**Work order:**
Read the records below. Copy each line where the string "onto" occurs.

[Opening Records supplied section]

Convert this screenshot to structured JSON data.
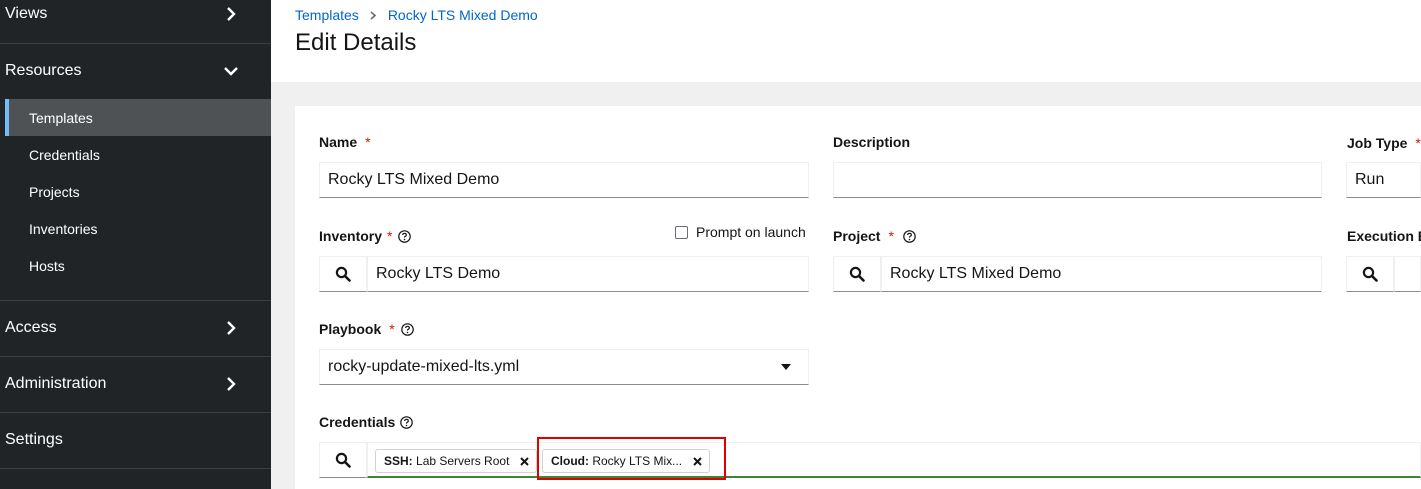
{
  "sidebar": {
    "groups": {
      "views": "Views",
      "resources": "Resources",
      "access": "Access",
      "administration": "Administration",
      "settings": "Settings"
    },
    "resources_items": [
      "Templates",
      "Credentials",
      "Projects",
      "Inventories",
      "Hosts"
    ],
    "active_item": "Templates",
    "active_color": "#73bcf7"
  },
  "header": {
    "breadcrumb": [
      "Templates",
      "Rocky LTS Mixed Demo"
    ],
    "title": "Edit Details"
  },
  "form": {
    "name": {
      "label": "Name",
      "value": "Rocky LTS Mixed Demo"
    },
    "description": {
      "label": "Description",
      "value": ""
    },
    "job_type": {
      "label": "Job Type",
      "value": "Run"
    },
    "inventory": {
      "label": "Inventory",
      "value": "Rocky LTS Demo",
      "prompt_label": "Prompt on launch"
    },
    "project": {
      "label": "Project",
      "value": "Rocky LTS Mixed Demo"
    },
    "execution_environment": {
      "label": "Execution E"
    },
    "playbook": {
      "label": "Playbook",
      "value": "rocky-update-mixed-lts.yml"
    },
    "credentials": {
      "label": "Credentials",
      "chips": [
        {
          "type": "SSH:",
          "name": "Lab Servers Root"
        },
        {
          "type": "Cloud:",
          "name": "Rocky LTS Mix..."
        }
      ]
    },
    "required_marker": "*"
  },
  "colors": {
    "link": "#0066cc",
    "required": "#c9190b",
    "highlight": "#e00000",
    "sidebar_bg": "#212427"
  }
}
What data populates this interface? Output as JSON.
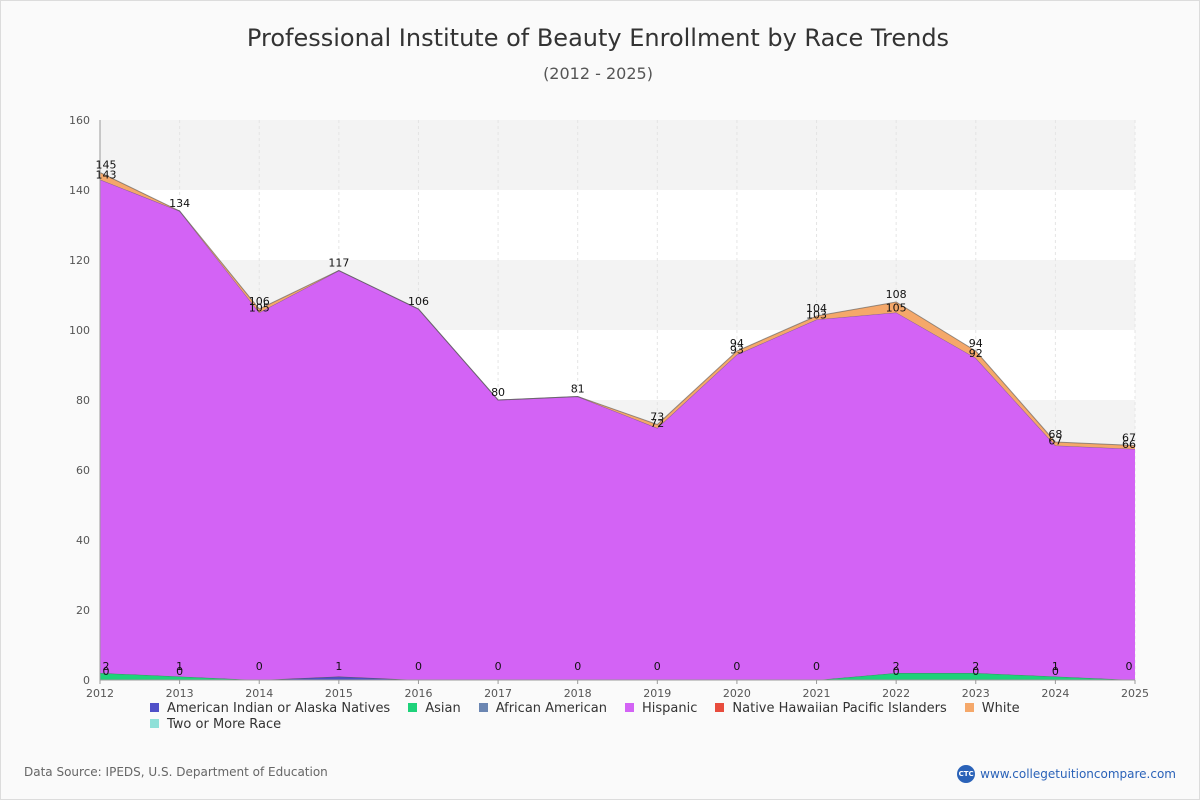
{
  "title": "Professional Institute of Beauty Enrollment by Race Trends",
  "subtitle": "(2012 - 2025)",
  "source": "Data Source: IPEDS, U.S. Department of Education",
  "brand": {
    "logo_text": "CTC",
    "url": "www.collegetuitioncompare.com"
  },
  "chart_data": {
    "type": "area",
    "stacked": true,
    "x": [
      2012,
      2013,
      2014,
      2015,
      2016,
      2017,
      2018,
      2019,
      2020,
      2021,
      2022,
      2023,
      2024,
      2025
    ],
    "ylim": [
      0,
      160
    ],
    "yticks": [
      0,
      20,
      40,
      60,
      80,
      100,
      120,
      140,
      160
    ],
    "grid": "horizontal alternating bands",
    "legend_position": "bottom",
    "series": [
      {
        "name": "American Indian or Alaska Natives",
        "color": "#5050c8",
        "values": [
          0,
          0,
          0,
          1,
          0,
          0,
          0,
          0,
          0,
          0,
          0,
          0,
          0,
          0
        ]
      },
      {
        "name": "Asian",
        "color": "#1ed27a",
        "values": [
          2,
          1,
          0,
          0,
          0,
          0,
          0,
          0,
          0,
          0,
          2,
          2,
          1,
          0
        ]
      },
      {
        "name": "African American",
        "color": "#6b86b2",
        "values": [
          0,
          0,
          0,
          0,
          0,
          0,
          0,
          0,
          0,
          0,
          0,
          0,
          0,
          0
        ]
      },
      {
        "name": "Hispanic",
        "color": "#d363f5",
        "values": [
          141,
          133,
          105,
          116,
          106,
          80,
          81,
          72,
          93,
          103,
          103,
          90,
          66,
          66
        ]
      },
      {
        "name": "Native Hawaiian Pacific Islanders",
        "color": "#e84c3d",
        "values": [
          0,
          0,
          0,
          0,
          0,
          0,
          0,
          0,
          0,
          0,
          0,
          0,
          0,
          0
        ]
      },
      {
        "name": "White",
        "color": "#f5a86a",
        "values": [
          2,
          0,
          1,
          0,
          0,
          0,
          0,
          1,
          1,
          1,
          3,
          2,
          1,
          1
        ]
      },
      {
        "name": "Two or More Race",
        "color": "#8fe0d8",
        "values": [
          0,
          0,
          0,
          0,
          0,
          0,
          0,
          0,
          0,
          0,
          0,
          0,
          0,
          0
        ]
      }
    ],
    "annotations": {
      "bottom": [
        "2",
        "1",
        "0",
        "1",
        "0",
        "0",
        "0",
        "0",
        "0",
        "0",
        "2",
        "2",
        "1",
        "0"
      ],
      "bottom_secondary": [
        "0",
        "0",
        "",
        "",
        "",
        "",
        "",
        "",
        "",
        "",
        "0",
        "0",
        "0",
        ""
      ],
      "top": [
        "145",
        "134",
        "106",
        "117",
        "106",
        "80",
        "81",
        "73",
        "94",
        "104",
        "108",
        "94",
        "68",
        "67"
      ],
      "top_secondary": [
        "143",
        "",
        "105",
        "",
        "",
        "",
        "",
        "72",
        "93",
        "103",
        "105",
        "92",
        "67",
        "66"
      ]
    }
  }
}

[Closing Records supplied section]
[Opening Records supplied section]

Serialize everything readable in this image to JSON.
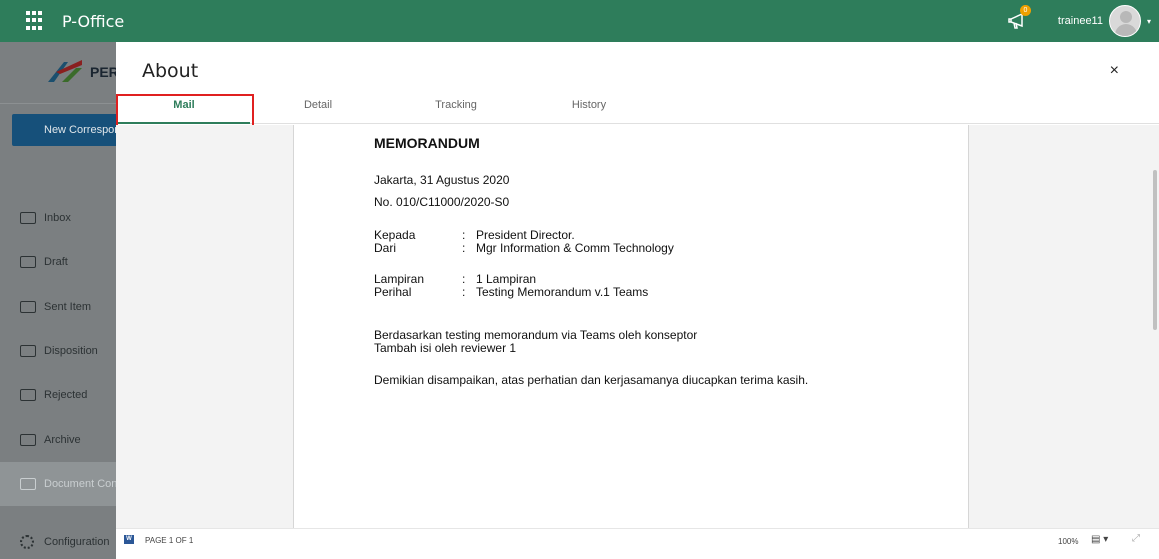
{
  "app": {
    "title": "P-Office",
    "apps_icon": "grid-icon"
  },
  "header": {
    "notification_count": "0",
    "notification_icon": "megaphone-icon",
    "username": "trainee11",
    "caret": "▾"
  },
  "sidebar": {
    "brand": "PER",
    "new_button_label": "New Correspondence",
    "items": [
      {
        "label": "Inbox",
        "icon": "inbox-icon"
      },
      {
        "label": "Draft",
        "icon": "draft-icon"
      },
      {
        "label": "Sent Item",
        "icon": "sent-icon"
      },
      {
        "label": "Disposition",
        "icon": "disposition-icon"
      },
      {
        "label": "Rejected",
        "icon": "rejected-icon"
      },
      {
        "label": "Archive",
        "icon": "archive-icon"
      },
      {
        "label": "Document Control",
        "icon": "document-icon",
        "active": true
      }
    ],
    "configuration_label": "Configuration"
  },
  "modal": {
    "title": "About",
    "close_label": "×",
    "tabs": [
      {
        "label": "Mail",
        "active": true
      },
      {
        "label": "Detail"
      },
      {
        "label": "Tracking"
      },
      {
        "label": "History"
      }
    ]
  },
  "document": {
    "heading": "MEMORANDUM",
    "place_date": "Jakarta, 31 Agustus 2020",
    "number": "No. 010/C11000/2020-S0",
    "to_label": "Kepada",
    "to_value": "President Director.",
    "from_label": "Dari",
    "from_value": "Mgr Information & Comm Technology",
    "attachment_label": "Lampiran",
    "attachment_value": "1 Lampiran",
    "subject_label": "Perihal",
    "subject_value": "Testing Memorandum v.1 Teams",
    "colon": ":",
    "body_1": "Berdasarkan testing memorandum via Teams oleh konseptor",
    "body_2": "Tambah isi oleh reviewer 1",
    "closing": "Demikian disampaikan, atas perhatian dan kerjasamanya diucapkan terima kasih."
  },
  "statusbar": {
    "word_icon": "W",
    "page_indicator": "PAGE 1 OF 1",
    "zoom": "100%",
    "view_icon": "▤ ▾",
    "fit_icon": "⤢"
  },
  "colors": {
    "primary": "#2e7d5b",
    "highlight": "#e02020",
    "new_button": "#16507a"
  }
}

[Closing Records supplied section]
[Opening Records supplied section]

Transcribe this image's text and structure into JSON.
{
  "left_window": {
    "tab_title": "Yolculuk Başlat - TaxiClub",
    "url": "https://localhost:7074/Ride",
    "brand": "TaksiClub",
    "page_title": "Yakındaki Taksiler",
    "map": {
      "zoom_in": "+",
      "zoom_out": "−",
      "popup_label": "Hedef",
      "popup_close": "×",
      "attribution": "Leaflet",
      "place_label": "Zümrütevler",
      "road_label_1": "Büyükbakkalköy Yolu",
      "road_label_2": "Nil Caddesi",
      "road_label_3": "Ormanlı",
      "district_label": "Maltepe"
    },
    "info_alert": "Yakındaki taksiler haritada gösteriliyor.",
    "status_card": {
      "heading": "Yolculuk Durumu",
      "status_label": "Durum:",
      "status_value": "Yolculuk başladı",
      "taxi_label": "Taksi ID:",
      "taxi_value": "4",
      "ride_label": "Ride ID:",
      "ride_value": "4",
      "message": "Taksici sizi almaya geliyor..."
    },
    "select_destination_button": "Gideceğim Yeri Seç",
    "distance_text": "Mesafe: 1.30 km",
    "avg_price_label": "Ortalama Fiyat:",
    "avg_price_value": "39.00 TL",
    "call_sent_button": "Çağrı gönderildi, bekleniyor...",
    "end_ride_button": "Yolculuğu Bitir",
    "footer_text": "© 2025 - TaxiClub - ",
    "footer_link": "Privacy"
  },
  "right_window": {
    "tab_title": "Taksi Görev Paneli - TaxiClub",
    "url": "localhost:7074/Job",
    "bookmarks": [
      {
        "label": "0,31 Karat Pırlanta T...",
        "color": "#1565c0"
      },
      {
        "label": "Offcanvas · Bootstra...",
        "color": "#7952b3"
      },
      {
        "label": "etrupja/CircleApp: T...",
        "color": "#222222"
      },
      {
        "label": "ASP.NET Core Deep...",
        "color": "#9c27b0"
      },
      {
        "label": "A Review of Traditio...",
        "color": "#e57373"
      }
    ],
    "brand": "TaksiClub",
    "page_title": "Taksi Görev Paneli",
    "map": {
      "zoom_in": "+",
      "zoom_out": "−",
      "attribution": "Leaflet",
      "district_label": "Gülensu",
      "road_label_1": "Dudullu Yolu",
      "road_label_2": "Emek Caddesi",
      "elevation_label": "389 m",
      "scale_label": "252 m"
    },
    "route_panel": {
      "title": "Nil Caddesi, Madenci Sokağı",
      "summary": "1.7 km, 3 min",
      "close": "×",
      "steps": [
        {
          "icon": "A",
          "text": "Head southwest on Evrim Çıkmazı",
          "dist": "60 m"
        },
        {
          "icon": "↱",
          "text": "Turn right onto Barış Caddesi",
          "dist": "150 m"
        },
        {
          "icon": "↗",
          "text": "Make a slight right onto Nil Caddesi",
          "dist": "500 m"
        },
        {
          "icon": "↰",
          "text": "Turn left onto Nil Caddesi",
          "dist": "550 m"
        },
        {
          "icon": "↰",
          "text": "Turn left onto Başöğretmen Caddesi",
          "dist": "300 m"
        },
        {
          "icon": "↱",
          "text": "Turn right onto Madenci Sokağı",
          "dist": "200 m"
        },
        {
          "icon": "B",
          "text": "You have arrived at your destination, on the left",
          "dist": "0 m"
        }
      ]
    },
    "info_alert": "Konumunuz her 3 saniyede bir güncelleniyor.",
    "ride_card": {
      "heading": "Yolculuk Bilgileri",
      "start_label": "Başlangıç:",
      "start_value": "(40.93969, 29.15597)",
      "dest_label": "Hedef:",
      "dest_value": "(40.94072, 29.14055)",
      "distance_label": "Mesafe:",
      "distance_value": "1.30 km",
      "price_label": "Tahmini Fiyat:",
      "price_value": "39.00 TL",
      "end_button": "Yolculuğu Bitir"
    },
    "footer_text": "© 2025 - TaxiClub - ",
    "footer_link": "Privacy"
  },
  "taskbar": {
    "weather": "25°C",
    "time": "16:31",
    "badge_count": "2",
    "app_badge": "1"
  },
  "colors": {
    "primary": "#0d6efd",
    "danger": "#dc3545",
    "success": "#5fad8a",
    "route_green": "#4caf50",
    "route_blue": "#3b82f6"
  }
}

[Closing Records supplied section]

**Written solution:**
          "text": "Turn right onto Barış Caddesi",
          "text": "Make a slight right onto Nil Caddesi",
          "text": "Turn left onto Nil Caddesi",
          "text": "Turn left onto Başöğretmen Caddesi",
          "text": "Turn right onto Madenci Sokağı",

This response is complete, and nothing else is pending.